America is supposedly a free country, but Arthur often had to fight to play his music in public spaces. He had long battles with the Santa Monica authorities over how loud he could play on the Third Street Promenade. Cities across Southern California have added regulations and headaches. 

In recent years, Arthur developed a quintessentially American form of ambivalence:  he wasn’t sure that the thing that had made him successful (being a one-man band) was what he wanted to do anymore. Wouldn’t his music be better, he asked, if he played fewer instruments? Wouldn’t performing be easier? But audiences and the people who would pay him to perform in clubs or at parties expected him to be a one-man band. “If I show up with just a guitar, it’s very disappointing, isn’t it?” he asked me, rhetorically. 
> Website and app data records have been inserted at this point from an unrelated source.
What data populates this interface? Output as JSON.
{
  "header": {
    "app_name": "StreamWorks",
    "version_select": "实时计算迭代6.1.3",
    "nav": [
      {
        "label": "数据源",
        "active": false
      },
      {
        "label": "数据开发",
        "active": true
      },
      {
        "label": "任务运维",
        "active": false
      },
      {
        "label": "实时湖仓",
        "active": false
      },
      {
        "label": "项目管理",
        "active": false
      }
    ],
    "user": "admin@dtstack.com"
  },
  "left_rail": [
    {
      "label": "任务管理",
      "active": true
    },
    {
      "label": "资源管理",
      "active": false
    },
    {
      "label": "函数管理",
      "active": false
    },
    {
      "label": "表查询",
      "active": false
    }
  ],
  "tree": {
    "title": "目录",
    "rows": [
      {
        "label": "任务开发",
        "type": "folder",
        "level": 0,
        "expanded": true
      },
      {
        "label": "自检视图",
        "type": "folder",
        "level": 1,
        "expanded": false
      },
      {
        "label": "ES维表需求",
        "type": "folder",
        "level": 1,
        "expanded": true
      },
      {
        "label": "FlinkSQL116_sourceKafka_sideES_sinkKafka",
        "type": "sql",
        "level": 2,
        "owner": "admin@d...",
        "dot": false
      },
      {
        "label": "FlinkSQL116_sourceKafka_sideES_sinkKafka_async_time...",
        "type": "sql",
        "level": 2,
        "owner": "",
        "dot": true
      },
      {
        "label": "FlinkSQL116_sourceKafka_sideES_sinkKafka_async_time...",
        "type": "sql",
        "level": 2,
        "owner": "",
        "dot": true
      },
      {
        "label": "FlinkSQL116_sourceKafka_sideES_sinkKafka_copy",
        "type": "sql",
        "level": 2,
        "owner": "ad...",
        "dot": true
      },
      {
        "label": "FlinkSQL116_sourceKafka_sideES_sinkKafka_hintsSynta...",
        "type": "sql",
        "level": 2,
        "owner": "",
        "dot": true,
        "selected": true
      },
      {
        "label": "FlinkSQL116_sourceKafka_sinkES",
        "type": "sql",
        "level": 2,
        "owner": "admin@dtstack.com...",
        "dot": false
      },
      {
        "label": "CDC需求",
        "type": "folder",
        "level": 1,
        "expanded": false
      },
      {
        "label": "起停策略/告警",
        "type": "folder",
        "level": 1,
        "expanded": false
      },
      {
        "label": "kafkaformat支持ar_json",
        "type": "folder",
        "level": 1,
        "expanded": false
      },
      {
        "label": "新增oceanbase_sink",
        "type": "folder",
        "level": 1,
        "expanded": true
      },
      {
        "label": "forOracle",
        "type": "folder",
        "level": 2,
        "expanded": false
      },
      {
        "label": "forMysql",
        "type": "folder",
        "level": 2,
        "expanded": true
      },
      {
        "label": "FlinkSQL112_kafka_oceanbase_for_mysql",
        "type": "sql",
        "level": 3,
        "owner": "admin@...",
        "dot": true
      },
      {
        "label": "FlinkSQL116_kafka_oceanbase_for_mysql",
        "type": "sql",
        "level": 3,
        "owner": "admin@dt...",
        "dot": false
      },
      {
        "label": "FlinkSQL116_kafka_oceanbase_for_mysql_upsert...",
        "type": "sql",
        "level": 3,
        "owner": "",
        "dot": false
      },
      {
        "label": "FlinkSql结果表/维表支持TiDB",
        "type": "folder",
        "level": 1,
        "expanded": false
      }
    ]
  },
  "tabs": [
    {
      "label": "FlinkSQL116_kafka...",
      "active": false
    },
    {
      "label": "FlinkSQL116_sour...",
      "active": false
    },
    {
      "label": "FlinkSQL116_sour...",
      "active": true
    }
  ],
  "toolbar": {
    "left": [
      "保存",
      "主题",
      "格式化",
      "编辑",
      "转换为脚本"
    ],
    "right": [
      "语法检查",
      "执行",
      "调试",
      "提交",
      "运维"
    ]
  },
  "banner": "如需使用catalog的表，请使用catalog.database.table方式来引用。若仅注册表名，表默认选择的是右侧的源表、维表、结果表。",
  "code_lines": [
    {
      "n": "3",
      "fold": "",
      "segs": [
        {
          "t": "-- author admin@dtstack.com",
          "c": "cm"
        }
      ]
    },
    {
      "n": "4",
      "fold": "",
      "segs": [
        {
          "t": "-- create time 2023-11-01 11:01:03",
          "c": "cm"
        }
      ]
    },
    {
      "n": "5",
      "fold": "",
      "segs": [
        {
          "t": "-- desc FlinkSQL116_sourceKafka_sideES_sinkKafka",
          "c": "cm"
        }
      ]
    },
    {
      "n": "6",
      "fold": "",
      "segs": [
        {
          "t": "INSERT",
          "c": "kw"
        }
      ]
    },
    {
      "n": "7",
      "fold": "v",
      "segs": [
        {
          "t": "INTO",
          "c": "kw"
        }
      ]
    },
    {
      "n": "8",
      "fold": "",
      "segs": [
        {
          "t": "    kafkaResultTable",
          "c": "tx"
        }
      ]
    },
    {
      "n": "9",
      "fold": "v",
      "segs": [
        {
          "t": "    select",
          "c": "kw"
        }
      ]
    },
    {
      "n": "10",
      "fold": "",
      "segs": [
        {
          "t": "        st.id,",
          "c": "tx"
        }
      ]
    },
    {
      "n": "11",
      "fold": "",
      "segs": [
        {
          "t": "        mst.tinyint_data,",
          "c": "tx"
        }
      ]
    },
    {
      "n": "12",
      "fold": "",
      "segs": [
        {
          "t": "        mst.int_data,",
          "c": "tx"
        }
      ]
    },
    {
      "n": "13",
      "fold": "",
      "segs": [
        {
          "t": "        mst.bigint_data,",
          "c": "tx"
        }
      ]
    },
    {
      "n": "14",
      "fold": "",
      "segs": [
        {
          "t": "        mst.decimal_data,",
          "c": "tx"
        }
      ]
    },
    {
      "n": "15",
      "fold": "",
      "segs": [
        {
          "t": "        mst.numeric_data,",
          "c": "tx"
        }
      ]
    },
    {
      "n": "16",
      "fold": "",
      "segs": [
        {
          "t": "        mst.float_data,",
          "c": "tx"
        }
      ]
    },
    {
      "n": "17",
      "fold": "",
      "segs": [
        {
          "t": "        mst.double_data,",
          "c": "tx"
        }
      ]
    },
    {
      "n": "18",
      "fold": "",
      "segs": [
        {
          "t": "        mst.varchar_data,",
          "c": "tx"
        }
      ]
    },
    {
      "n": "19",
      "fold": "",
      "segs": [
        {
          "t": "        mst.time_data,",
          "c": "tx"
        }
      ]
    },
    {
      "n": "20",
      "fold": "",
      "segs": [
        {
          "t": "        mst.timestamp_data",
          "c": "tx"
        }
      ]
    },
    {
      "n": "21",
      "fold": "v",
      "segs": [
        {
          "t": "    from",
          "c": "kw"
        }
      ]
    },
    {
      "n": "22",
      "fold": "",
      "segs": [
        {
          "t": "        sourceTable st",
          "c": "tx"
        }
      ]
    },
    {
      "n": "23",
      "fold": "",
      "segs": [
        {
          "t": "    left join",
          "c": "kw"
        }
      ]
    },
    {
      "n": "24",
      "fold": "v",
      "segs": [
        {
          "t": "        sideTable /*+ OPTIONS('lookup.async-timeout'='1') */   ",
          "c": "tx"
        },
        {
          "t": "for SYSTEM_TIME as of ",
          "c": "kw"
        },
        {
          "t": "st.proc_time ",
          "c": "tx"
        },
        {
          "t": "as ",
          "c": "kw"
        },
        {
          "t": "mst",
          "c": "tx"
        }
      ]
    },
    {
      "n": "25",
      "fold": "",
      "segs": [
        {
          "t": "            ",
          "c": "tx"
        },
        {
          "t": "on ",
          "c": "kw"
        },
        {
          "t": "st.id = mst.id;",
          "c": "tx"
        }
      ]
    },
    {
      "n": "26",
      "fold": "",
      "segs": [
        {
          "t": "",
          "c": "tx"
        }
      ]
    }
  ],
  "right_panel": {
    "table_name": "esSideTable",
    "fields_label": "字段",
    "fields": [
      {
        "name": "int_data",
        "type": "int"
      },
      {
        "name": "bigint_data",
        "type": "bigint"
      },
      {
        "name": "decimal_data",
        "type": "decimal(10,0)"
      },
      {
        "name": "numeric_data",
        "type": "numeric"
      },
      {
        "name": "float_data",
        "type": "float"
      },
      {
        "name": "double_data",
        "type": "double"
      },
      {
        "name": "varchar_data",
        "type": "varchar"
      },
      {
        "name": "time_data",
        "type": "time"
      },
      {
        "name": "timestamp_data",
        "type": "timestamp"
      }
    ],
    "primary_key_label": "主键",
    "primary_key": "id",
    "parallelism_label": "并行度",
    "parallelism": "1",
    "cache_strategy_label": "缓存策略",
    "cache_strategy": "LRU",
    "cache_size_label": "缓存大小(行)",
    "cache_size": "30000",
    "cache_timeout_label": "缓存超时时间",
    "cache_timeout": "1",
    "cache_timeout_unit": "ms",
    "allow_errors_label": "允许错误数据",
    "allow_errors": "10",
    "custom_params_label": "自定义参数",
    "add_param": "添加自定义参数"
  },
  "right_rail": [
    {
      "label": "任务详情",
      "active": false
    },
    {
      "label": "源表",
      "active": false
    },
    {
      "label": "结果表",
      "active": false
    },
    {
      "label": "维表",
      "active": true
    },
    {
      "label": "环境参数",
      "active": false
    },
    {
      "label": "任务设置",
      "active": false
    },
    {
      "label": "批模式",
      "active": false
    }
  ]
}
Last year, he flat-out told me, “I don’t want to be a One-Man Band anymore.” But not long after, when I visited him at his regular Friday and Saturday gig in LA’s Little Tokyo, he was there playing all his instruments. He sounded better than ever. 

I’d been looking forward to seeing Arthur at our Little League’s reunion—he had agreed to be the entertainment. But he had taken a fall while home alone and was in the hospital. He’s out now, but his family tells me it could be a long recovery. 

He may be able to make music again, but he’ll probably need others to help him. Just like we all do.


(Joe Mathews is Connecting California Columnist and Editor, Zócalo Public Square, Fellow at the Center for Social Cohesion at Arizona State University and co-author of California Crackup: How Reform Broke the Golden State and How We Can Fix It [UC Press, 2010]. This column was posted first at ZocaloPublicSquare.org … connecting people and ideas.)






Vol 11 Issue 54

Pub: July 5, 2013